LAS VEGAS (KTNV) — Things are looking up for a rescue dog that went away for training and came back with burns, wounds, and scars.
13 Investigates first exposed this training trauma in January. Now, Chief Investigator Darcy Spears shows what a difference a few months can make!
"What's changed since we last spoke?" Darcy Spears asked dog owner Annette Mansfield.
"My life!" Annette answered, laughing. "It has been a whirlwind of positive reinforcement."
To appreciate the positive, we have to revisit the negatives Annette experienced when she sent her dog, Oreo, for obedience training.
Oreo was a rambunctious rescue dog who'd lived on the streets before Annette and her son, Austin, adopted him.
She hired Sit Means Sit Trainer Billy Salcido and spent nearly $2,000 for immersive training -- meaning Oreo would live and train for a week at Salcido's home.
"He said, 'When I bring him back to you, you're not even going to know who this dog is. There's going to be so much difference in him' and this and that. The only difference was, besides the bruises, he lost what we originally trained him to do," Annette explained.
When Salcido returned Oreo, he had wounds on his neck from a shock collar and other unexplained injuries.
"I don't know who can do that! I don't know how anybody can do that," Annette said. "It shouldn't happen to another animal. It's just incredibly sad."
As a result of our investigation Sit Means Sit fired Salcido, pulled his franchise license and refunded the Mansfield family $2,400 for the training and vet bills.
"He lost his license. He can't hurt another animal. That was the most important thing to me--that nobody else has to go through what I went through," Annette said.
But she and Austin were still left to deal with a traumatized dog.
"He wasn't listening. It was worse. If you raised your voice he would cower. I mean, it was a different dog but in a negative way. So it was horrible."
And that's where Antonio Diaz comes in.
"I just felt really inclined to help Annette," said Diaz, whose business, Leader of the Pack, specializes in working with rescues and rescue dogs.
He says what happened to Oreo is awful, but sadly, "I don't think it's very unusual. I think, unfortunately, there are a lot of trainers out there who are not doing the right thing.

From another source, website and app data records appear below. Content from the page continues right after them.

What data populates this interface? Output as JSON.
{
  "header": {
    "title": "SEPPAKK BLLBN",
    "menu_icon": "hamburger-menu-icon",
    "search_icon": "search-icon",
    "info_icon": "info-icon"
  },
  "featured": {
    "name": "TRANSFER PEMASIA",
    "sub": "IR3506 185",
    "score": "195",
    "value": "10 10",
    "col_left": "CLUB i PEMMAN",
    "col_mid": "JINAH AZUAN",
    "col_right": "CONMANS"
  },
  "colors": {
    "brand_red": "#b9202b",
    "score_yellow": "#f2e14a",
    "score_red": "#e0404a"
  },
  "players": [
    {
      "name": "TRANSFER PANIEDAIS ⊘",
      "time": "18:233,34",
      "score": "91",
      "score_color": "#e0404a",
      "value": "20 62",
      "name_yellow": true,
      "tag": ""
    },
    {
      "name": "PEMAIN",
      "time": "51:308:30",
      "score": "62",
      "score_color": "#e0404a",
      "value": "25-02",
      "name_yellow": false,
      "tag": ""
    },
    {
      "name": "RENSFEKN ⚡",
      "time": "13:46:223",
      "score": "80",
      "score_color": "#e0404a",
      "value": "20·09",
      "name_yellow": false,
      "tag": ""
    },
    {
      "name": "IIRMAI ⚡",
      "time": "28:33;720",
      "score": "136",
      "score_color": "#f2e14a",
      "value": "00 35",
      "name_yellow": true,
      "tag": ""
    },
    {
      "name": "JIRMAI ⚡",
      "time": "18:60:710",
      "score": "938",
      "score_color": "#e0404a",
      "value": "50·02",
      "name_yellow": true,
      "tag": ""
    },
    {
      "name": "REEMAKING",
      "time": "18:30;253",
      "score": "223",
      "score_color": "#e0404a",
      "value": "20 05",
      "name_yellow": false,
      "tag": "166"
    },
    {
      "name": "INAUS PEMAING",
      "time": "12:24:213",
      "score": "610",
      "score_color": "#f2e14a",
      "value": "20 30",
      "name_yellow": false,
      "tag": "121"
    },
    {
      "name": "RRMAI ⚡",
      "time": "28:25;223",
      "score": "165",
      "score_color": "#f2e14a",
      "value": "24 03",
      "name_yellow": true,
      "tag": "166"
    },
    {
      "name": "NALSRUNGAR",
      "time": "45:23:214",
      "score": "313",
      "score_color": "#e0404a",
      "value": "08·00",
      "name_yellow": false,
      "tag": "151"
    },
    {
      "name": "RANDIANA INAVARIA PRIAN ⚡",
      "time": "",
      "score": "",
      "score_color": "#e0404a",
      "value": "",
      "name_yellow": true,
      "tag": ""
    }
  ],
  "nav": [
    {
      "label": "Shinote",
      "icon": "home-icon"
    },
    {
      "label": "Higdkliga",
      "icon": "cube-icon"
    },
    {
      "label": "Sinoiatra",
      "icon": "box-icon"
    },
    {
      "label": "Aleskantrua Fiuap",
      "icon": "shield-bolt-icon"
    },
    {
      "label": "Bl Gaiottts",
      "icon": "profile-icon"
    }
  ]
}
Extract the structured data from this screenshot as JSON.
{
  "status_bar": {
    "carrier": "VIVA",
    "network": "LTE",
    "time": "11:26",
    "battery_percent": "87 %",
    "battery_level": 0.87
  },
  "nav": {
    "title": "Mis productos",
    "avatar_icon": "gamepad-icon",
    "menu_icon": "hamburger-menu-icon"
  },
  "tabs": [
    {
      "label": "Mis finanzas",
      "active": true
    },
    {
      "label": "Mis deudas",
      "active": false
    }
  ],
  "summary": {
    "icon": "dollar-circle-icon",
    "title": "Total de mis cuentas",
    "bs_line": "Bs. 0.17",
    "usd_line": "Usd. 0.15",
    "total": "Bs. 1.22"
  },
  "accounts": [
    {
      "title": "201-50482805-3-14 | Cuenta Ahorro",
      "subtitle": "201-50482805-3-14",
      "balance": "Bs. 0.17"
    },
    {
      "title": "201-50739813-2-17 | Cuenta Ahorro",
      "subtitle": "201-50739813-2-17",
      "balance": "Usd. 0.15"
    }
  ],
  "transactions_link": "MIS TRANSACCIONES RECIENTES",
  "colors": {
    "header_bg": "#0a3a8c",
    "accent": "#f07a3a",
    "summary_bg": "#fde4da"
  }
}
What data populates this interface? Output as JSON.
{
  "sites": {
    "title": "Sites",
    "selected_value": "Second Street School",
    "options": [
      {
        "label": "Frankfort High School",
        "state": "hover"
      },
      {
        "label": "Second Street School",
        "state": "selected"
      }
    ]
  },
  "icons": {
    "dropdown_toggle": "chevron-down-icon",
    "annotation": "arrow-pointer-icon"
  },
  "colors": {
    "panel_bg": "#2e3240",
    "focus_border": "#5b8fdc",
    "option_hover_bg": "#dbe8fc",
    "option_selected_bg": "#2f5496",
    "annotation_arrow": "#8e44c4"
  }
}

And unfortunately this is a non-regulated industry."
He reached out to Annette after seeing our story and has been working with Oreo, free of charge, ever since.
"Between the interaction with him and Oreo you see that he trusted him, which made me trust," said Annette.
Watching a training session, we could see how Oreo adores Antonio--giving him kisses and executing his commands without hesitation.
Instead of shock collars and cages, Diaz uses positive reinforcement that works with Oreo's personality.
"Oreo is a really hyperactive dog and he's really toy-motivated," Diaz observed, "so we use that as part of our training to build a relationship and to get what we want from Oreo by giving him what he needs."
As a result, "I've got my home back. I've got my sanity back," said Annette.
And her family got the pet they'd always hoped for.
"Just happy again. Just very happy again," said Annette. "I have no words. It's been wonderful."